Freeman Hrabowski was a 9th grader in Birmingham, Alabama, when he heard a dynamic, impassioned speaker at church — Dr. Martin Luther King, Jr. At the time, King was organizing a march for children, and Hrabowski begged his parents to let him be a part of it.
Freeman Hrabowski: 4 pillars of college success in scienceHrabowski won their blessing to march in the Children’s Crusade, a pivotal moment in the American Civil Rights Movement in 1963. He was taken to jail for participating, even though he was just 12-years-old. In today’s talk, Hrabowski shares the words that King said to him and the others inside the jailhouse: “What you children do this day will have an impact on children who have not been born.”
Today, Hrabowski is the president of the University of Maryland, Baltimore County (UMBC), a college that serves students of all backgrounds and that is known for supporting students of color in two areas of study where they are severely underrepresented — science and engineering. The school currently leads the country in graduating African-Americans who go on complete Ph.Ds and MD/Ph.Ds in these fields.
In today’s talk, Hrabowski notes that only 20% of Black and Latino students who start out as pre-med or pre-engineering stick with these demanding majors. That said, the numbers are low in other groups, too — only 32% of white students and 42% of Asian-American students who start rigorous science and engineering majors complete them. “It’s not just minorities who don’t do well in science and engineering,” says Hrabowski. “Students in general are not making it.”
To hear Hrabowski’s four pillars for setting students up to succeed in science and engineering, watch this talk. As Hrabowski says, these guidelines were designed at UMBC to “help minorities students,” but they can also “help students in general.”
It’s been 50 years since Hrabowski went to jail for marching for equality.

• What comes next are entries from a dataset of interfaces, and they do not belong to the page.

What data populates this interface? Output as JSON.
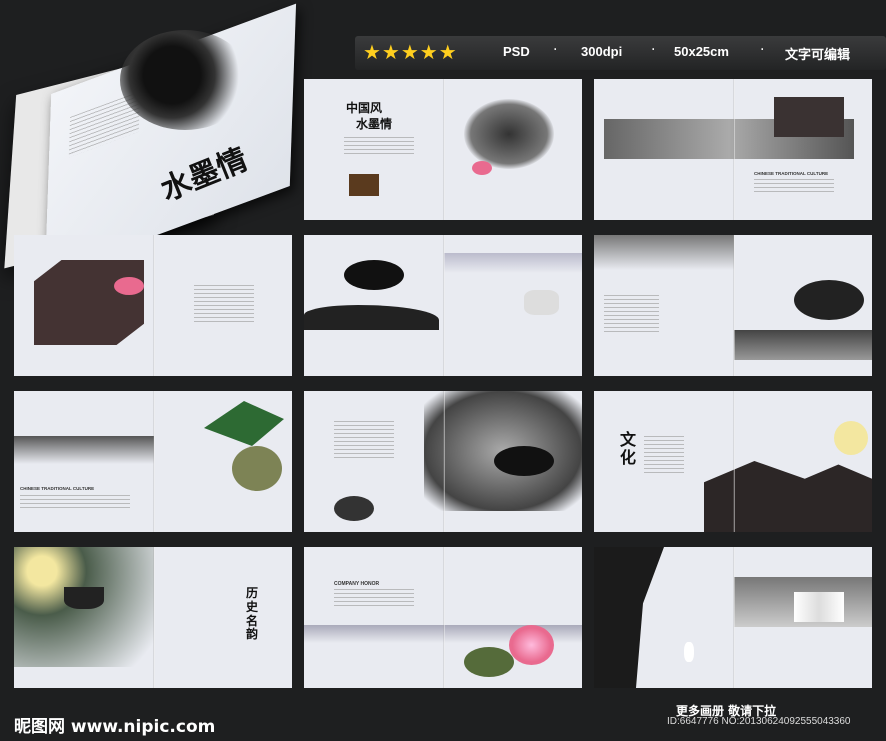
{
  "header": {
    "stars": "★★★★★",
    "format": "PSD",
    "resolution": "300dpi",
    "size": "50x25cm",
    "note": "文字可编辑",
    "separator": "·"
  },
  "cover": {
    "title": "水墨情"
  },
  "spreads": {
    "s1": {
      "title1": "中国风",
      "title2": "水墨情"
    },
    "s2": {
      "caption": "CHINESE TRADITIONAL CULTURE"
    },
    "s5": {
      "caption": "CHINESE TRADITIONAL CULTURE"
    },
    "s8": {
      "title": "文化"
    },
    "s9": {
      "title": "历史名韵"
    },
    "s10": {
      "caption": "COMPANY HONOR"
    }
  },
  "footer": {
    "logo": "昵图网 www.nipic.com",
    "more": "更多画册   敬请下拉",
    "id": "ID:6647776 NO:20130624092555043360"
  },
  "colors": {
    "background": "#1e1f20",
    "star": "#ffcf1f",
    "page": "#e9ebf1",
    "lotus": "#e96a8f"
  }
}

Much has changed since then and, yet, so any inequalities persist in the United States. Here, four more talks about heartbreaking imbalances still in play today.

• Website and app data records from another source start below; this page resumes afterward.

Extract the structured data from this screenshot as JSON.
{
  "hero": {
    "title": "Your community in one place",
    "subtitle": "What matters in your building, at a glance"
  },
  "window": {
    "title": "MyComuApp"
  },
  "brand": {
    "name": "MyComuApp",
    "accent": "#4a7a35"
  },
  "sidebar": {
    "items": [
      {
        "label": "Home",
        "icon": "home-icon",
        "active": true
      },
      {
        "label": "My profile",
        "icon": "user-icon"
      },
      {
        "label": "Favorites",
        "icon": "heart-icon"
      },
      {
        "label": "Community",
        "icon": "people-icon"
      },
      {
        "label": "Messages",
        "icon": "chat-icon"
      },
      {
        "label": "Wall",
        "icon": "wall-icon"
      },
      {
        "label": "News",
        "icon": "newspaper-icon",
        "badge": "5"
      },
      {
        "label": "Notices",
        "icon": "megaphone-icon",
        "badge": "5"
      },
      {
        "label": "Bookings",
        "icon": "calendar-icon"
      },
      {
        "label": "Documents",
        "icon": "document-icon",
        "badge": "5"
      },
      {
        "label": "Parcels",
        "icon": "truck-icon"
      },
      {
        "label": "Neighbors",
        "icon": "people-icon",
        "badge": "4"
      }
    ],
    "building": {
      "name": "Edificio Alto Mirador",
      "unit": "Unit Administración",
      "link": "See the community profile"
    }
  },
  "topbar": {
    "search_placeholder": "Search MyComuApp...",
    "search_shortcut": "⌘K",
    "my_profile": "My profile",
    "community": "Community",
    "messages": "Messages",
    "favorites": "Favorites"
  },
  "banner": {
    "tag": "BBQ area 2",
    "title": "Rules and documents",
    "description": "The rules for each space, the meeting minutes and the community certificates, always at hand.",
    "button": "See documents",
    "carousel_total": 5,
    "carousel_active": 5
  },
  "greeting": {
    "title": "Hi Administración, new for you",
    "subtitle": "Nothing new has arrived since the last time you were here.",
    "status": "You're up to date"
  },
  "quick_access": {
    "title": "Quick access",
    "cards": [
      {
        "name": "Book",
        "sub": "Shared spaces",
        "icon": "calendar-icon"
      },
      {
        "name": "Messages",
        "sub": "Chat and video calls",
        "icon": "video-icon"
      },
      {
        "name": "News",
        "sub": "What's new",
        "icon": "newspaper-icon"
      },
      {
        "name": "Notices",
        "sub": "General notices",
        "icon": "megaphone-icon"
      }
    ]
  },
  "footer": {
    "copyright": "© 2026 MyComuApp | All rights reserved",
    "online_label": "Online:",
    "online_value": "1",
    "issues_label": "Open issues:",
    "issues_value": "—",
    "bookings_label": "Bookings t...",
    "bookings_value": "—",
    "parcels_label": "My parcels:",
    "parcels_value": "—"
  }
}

|Bryan Stevenson: We need to talk about an injusticeBryan Stevenson: We need to talk about an injustice
In the eyes of the American judicial system, we are not one and the same, says public-interest lawyer Bryan Stevenson. A third of the country’s black male population has been incarcerated at some point in their lives – a statistic that should give us all pause. In this powerful talk from TED2012, Stevenson gives a rousing critique of a judicial system that “treats you much better if you’re rich and guilty than if you’re poor and innocent.”
|iO Tillett Wright: Fifty shades of gayiO Tillett Wright: Fifty shades of gay
Photographer iO Tillett Wright has been in love with men, and she’s been in love with women. Though marriage was far from her mind in 2008, when California’s Proposition 8 sparked a national debate over gay marriage, the conversation still struck her like a punch. She embarked on a fascinating photo project to document the LGBTQ spectrum and the many, many different shades that exist along it.
|Aaron Huey: America's native prisoners of warAaron Huey: America’s native prisoners of war
Photographer Aaron Huey headed to the Pine Ridge Indian Reservation in South Dakota to record images of people living in poverty. There, a shocking 90% of residents live below the poverty line and life expectancy for men is just 47 years. As Huey says in his powerful TEDx Talk, the photo project soon became much more — an effort to understand the history of the native Lakota people, “a time-line of treaties made, treaties broken.”
|Lawrence Lessig: We the People, and the Republic we must reclaimLarry Lessig: We the People, and the Republic we must reclaim
In this bold talk from TED2013, legal activist Larry Lessig addresses a central corruption at the heart of our electoral system – that in order to do well in a general election, a politician must first win the blessing of funders. And yet, this second group represents a scant 150,000 people out of 311 million. While, yes, politicians are responsible to the people, they’re also responsible to their funders—giving this small group far too much influence.